The new system is supposed to reflect how we are paid in a modern society, yet employers would never pay another person’s income into a partner’s account.
The process has been criticised by members of parliament who argue that the system reflects the 1950’s, a time where attackers could easily control the family’s income.
Parliament heard evidence which detailed many victim accounts of when their entirely monthly income and money intended for their children, went straight into their abusive partner’s bank account.
A parliamentary report on the matter suggests that the system will make it extremely difficult for victims to escape from the abuse and that there is a huge risk of Universal Credit handing more power back to abusers.
The same report suggests that the Department for Work and Pensions has a big responsibility to make sure these new changes do not help abusers.
The report says Jobcentres up and down the country will need to have a private room in every building to allow those at risk of abuse to easily communicate with their staff.
In addition, the report says that each center should have a domestic violence specialist to help victims that walk through the door.
However, all is not lost. Scotland wants to split Universal Credit payments but can not do so until the Department of Work and Pensions changes its systems.
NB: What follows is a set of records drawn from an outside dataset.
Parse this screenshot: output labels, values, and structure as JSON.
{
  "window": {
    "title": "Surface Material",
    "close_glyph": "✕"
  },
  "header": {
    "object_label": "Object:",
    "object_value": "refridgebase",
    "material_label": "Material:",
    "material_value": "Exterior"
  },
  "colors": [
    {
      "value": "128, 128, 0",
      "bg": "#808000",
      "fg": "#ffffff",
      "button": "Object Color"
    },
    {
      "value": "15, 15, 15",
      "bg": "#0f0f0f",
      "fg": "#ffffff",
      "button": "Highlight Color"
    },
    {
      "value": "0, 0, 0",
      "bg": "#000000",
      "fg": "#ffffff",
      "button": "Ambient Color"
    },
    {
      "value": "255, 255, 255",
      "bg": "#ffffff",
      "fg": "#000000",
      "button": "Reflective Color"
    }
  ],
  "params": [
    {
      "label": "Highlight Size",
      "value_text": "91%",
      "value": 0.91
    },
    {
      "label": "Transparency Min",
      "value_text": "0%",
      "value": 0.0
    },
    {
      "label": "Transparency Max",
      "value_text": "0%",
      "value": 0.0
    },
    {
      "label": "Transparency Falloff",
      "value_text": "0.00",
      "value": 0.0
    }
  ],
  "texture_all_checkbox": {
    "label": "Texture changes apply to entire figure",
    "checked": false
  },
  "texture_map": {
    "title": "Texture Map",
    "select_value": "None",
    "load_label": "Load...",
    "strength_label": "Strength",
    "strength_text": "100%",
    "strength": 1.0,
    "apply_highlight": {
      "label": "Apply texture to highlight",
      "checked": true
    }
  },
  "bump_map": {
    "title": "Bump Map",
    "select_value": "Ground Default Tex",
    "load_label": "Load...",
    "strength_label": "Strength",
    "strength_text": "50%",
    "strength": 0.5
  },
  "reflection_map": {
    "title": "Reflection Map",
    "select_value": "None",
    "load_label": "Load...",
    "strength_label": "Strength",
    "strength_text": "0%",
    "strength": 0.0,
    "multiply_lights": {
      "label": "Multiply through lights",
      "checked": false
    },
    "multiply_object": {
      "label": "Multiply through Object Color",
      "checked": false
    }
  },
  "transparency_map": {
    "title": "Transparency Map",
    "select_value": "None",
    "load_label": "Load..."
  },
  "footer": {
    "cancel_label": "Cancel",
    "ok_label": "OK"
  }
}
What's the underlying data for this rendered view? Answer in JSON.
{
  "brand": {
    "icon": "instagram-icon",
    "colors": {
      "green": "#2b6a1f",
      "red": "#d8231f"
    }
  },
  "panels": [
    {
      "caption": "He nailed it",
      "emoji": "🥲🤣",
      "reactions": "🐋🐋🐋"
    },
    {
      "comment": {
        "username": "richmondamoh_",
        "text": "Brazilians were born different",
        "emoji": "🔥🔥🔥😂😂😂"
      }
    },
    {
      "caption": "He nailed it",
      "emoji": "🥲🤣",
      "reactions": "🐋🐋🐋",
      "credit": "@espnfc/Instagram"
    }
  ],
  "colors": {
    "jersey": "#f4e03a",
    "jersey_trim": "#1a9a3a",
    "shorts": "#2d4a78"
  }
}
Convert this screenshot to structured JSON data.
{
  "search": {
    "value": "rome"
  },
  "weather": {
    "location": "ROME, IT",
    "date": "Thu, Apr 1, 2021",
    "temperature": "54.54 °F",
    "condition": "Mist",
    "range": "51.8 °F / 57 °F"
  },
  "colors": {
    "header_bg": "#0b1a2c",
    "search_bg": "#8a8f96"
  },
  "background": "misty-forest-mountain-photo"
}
Katie Ghose, chief executive for Women’s Aid hopes the government will work with Scotland to implement the suggested split system.